Silver’s ETF Demand Outpaces Gold by Most Ever: Chart of the DayLuzi Ann Javier
Investors in exchange-traded funds backed by silver have stayed loyal to the metal longer than those who bought gold.
The CHART OF THE DAY shows shares outstanding for the biggest U.S. silver ETF surpassing those for the nation’s largest gold fund by the most since 2006, when the iShares Silver Trust was created. Retail buyers are sticking with silver even as prices fell 4.4 percent this year, the most of any precious metal. Gold’s 2 percent gain wasn’t enough to halt declines in selling, and assets in the SPDR Gold Trust are set for a second annual loss.
“The perception is that silver will do well, and should outperform gold as the economic recovery strengthens,” Tom Kendall, the head of commodities research at Credit Suisse in London, said in a telephone interview. “Belief in silver’s dual properties, as a financial asset and also as an industrial metal, appears to remain strong.”
While money managers hold the least bullish bets on silver since they were net short on June 10, demand for the metal from solar panel makers is seen rising to a record this year by CPM Group, a New York-based researcher. Demand from jewelry and silverware makers will climb 4.3 percent, according to CPM.
U.S. economic growth will accelerate to 3 percent in 2015, from 2.1 percent forecast for this year, according to a Bloomberg survey of 89 analysts. Signs of stronger growth helped push the Standard & Poor’s 500 Index of shares to a record yesterday, while the Bloomberg Dollar Spot Index reached the highest since 2010, reducing the appeal of precious metals as alternative investments.
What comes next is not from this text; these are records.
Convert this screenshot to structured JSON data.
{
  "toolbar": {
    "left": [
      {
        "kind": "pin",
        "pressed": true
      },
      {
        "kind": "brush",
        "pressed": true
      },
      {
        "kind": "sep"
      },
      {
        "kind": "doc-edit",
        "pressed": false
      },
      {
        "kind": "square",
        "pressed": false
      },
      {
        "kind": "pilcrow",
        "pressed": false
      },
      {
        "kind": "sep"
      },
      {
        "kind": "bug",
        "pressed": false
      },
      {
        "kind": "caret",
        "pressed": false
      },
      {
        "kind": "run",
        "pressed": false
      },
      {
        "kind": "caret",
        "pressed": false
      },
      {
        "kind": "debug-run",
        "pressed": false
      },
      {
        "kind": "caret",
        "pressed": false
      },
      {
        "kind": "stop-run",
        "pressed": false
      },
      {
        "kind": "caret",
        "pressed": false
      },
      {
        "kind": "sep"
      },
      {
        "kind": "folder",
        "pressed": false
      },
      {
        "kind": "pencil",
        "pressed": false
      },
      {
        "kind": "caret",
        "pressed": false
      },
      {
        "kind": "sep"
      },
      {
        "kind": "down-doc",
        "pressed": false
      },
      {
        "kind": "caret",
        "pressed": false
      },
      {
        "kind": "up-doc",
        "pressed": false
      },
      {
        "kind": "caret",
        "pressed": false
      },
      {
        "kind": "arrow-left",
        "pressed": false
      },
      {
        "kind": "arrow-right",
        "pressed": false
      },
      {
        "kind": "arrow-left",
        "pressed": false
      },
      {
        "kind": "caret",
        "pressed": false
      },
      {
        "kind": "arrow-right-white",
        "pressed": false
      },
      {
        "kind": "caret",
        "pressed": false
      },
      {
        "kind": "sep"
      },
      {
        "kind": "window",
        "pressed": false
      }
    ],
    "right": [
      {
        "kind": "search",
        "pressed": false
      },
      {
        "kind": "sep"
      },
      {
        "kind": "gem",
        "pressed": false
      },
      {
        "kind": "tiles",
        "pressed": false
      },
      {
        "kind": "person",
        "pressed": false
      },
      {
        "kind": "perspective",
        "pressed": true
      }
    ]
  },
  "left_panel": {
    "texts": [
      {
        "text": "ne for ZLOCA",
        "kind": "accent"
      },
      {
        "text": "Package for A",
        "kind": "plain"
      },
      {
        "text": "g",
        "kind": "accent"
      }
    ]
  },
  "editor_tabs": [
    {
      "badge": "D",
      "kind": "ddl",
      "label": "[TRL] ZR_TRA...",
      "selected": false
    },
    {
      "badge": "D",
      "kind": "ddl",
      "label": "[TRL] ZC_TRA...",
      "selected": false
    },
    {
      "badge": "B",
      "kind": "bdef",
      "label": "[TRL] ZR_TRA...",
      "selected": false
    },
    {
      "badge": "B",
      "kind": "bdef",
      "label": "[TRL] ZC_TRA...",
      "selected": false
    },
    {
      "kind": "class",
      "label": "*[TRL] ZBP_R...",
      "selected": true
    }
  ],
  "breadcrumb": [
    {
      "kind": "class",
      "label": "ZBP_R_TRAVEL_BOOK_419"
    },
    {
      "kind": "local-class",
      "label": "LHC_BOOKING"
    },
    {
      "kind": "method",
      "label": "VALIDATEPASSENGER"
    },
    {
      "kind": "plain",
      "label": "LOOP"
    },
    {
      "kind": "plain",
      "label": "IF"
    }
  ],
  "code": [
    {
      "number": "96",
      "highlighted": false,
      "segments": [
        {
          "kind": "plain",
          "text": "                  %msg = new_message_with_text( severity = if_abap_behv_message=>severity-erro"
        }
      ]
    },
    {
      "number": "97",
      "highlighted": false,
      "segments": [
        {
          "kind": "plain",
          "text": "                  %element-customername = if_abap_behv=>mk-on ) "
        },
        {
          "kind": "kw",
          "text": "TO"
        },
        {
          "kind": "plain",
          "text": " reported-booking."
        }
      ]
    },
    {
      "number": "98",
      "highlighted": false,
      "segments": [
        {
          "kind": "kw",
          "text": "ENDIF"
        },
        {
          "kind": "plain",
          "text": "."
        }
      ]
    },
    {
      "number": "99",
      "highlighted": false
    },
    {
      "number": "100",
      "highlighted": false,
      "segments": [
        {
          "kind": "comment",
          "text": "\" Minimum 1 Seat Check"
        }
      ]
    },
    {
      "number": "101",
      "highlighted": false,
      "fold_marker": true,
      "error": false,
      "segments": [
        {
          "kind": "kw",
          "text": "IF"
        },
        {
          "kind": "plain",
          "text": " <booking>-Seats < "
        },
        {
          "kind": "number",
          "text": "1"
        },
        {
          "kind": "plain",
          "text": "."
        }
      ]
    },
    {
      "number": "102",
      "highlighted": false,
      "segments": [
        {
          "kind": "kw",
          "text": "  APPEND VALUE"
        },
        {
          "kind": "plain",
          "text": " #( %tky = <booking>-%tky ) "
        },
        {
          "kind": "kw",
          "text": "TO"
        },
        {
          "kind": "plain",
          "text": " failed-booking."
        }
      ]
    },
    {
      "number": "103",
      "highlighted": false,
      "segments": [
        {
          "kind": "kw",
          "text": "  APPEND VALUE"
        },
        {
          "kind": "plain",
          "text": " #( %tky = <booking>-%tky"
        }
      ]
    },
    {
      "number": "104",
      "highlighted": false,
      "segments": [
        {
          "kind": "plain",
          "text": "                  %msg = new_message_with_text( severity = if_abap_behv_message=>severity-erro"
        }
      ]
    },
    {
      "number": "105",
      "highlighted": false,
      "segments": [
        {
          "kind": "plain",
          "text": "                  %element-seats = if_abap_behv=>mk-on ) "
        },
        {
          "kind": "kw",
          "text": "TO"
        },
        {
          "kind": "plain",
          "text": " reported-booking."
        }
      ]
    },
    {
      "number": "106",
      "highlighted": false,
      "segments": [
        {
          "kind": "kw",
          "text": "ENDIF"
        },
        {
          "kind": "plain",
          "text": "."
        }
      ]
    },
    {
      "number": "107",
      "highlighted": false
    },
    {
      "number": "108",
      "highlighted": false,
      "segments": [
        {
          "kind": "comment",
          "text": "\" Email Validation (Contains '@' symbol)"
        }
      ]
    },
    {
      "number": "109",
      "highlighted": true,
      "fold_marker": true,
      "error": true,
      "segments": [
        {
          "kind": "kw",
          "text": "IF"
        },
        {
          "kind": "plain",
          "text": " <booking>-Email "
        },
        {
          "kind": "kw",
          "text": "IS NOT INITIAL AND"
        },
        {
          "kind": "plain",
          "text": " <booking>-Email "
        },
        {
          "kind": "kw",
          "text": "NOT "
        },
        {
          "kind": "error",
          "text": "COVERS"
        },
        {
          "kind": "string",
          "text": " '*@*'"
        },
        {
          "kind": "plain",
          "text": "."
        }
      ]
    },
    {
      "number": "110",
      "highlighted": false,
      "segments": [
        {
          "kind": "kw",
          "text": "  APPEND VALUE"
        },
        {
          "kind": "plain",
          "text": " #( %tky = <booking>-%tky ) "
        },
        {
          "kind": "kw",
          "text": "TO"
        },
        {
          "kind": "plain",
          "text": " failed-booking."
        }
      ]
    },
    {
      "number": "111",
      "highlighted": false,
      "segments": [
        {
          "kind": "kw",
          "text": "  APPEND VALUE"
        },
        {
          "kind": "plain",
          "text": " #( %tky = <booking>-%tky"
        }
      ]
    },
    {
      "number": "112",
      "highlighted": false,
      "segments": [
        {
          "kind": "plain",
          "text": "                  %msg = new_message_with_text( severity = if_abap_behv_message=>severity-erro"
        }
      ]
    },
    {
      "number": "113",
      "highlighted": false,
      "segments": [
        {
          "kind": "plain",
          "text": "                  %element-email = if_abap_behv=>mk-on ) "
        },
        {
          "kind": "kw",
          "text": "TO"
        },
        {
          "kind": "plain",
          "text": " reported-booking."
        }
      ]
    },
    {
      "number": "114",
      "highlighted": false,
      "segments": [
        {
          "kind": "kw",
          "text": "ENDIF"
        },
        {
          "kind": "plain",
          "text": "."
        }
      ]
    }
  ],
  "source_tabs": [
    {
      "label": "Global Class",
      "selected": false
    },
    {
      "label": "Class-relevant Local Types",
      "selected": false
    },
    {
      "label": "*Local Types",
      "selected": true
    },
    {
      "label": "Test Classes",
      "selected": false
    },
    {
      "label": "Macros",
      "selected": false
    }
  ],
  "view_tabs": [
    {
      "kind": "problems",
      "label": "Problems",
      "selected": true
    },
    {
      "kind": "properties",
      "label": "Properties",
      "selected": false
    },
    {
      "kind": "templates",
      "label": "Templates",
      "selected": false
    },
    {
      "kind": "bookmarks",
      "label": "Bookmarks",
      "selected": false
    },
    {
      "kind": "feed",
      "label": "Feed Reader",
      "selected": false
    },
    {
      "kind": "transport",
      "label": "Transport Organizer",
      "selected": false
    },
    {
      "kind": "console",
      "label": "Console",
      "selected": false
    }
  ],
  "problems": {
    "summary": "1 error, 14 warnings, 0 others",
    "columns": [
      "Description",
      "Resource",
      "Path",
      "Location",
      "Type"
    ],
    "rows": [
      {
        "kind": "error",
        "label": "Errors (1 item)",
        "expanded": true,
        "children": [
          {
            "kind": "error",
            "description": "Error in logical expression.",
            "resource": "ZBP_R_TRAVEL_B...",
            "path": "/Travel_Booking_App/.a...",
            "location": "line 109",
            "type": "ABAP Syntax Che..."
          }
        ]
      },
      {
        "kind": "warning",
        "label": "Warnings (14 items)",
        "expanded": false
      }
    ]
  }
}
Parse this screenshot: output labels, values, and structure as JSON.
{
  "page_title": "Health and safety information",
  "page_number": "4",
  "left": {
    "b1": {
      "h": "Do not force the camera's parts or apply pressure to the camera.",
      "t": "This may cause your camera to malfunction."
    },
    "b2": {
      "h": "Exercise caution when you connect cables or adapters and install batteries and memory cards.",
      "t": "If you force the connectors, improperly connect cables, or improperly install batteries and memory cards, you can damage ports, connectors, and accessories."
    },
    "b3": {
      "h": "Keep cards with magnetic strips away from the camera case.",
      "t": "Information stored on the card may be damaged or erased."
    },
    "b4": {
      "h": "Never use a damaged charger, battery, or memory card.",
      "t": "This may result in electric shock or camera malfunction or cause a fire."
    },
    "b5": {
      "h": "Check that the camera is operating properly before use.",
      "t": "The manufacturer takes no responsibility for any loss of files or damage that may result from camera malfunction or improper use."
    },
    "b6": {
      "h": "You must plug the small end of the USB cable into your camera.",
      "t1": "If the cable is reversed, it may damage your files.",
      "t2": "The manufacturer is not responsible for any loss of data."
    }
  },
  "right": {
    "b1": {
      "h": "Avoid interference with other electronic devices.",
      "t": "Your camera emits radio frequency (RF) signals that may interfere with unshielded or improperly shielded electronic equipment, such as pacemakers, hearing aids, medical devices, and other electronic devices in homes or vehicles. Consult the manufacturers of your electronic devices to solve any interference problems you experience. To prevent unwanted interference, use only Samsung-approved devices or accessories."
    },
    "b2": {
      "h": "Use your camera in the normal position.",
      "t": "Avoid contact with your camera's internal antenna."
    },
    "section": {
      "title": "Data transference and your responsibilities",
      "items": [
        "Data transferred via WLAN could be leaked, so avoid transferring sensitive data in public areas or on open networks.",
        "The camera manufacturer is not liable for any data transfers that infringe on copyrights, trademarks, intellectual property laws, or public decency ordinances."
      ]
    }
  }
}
Buyers of silver are less swayed by price movements, because unlike gold, the metal is a “buy and hold and forget about it kind of investment,” said Kendall, the third-most accurate precious-metals forecaster tracked by Bloomberg in the eight quarters ended June 30. “It’s not so actively managed by the retail crowd. It’s tucked away as a retirement store of value or hedge against disaster.”
To continue reading this article you must be a Bloomberg Professional Service Subscriber.
If you believe that you may have received this message in error please let us know.